*WHAT YOU SHOULD DO:* Go through the listing and state how many lines hold the string "Microsoft". Nothing else is needed.

*RECORDS FOR THE TASK:*
•••••
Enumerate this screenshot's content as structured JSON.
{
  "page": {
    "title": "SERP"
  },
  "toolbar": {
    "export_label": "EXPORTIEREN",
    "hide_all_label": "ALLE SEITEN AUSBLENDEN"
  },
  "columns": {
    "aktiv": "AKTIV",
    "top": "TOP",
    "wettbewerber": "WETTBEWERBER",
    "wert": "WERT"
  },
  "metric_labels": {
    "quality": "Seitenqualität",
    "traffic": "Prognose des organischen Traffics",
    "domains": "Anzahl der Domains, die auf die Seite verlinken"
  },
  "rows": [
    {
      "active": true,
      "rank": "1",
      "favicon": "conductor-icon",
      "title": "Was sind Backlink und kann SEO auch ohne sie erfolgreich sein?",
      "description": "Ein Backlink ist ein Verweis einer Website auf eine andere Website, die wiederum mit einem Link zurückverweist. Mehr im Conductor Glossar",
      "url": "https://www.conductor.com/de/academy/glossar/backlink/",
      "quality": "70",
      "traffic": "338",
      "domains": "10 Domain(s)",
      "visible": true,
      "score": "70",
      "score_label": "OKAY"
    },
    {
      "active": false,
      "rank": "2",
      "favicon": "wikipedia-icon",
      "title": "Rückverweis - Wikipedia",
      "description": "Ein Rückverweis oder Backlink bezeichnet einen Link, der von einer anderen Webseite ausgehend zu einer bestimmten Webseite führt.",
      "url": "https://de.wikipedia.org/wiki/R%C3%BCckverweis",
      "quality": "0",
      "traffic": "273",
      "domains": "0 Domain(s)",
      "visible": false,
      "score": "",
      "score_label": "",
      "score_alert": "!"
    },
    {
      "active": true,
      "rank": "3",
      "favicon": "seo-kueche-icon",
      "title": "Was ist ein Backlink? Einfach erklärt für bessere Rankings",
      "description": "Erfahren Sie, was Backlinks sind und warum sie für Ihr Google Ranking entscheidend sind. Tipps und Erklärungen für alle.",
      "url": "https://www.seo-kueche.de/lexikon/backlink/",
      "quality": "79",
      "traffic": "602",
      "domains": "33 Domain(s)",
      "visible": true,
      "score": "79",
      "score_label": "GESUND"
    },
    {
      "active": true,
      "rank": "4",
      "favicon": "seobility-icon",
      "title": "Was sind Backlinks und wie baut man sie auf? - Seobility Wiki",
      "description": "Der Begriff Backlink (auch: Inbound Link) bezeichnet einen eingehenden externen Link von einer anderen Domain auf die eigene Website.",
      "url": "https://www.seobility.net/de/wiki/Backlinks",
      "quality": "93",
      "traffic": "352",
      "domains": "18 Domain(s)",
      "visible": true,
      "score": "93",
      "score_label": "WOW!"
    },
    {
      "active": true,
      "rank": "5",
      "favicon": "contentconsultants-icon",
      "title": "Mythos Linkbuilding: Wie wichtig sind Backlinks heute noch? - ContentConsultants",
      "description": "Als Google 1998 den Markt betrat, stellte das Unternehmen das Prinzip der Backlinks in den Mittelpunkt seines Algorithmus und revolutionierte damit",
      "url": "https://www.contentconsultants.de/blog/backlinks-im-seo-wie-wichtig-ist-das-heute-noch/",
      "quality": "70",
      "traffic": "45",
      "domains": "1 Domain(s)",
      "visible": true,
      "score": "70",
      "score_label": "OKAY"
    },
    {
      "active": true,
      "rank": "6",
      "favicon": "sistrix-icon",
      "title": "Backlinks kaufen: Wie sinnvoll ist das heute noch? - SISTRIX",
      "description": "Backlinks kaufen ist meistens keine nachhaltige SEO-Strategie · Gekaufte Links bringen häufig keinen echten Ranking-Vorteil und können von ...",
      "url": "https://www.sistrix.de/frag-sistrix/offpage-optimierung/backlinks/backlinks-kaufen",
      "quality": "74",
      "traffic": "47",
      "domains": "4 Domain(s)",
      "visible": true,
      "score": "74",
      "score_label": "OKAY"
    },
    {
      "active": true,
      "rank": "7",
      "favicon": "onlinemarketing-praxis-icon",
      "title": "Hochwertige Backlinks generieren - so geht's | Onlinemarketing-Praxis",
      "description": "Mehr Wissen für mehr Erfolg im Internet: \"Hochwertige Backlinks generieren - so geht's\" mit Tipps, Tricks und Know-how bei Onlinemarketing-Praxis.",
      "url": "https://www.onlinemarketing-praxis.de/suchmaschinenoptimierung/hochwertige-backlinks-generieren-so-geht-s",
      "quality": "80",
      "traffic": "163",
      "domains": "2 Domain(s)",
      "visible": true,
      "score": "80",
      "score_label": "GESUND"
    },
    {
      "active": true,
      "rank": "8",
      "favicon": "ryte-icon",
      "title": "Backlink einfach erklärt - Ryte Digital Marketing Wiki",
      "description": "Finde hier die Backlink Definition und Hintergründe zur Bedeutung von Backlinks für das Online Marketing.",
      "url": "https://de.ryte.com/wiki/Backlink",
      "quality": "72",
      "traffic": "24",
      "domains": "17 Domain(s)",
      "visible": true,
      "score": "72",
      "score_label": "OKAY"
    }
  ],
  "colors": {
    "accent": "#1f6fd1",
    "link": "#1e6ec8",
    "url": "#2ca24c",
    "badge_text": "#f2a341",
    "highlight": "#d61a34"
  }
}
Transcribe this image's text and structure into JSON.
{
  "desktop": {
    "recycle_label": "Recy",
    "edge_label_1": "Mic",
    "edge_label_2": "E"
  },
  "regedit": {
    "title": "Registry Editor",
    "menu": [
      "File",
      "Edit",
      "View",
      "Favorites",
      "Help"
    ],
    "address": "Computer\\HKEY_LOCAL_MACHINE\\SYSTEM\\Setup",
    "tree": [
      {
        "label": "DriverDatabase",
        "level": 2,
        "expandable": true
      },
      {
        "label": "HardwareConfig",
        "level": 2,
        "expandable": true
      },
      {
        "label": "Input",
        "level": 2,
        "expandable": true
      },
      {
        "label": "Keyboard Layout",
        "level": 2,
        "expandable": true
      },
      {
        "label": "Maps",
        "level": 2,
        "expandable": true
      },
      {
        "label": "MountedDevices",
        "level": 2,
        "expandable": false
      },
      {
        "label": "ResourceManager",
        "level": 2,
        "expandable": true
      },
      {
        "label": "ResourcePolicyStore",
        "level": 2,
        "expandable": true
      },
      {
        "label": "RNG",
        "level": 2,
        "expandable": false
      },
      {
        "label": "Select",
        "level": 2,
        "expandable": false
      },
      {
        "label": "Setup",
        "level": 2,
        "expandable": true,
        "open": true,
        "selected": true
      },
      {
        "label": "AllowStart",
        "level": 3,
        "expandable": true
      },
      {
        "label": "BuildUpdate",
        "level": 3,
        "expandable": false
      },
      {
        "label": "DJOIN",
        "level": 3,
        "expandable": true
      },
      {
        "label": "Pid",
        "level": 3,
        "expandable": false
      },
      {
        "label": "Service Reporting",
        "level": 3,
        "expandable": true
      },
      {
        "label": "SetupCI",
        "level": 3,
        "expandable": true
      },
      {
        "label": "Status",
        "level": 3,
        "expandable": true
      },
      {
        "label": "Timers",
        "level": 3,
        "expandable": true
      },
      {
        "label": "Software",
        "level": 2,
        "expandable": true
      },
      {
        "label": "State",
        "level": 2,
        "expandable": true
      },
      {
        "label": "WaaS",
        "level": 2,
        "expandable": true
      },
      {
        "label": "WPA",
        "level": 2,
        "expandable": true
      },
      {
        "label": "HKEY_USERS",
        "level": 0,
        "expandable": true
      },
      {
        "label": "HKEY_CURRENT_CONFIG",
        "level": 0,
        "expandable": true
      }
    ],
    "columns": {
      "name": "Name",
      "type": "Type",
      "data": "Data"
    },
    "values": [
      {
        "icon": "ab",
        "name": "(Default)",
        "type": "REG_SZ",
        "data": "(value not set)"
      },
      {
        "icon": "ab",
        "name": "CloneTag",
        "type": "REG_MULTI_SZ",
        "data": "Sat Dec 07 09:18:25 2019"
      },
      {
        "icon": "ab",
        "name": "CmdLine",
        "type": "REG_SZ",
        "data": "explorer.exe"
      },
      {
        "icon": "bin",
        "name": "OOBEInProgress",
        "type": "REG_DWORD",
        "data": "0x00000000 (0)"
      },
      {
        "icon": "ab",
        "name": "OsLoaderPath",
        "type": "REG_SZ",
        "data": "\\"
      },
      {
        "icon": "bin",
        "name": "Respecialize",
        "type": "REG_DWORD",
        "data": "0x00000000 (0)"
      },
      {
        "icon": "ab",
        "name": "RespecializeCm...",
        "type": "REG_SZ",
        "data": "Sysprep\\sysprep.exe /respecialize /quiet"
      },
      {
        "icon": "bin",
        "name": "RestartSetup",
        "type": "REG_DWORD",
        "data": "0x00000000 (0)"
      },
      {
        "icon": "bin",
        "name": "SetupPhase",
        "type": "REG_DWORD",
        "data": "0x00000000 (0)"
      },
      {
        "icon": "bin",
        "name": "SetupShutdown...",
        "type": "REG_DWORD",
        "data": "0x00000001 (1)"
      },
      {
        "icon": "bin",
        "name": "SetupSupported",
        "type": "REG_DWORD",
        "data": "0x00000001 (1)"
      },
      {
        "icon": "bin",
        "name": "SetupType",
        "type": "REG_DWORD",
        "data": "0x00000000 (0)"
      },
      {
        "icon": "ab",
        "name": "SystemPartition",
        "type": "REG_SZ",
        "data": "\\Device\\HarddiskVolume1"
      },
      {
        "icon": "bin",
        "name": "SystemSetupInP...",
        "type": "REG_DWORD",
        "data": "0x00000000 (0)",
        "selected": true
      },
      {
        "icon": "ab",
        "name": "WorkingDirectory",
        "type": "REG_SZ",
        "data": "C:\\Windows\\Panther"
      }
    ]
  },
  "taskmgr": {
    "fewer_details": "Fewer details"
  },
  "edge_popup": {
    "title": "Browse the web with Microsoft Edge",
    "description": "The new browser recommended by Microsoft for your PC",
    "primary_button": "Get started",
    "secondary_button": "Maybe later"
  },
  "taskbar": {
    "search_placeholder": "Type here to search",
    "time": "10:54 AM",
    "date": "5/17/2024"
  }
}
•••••
*WRITTEN ANSWER:* 2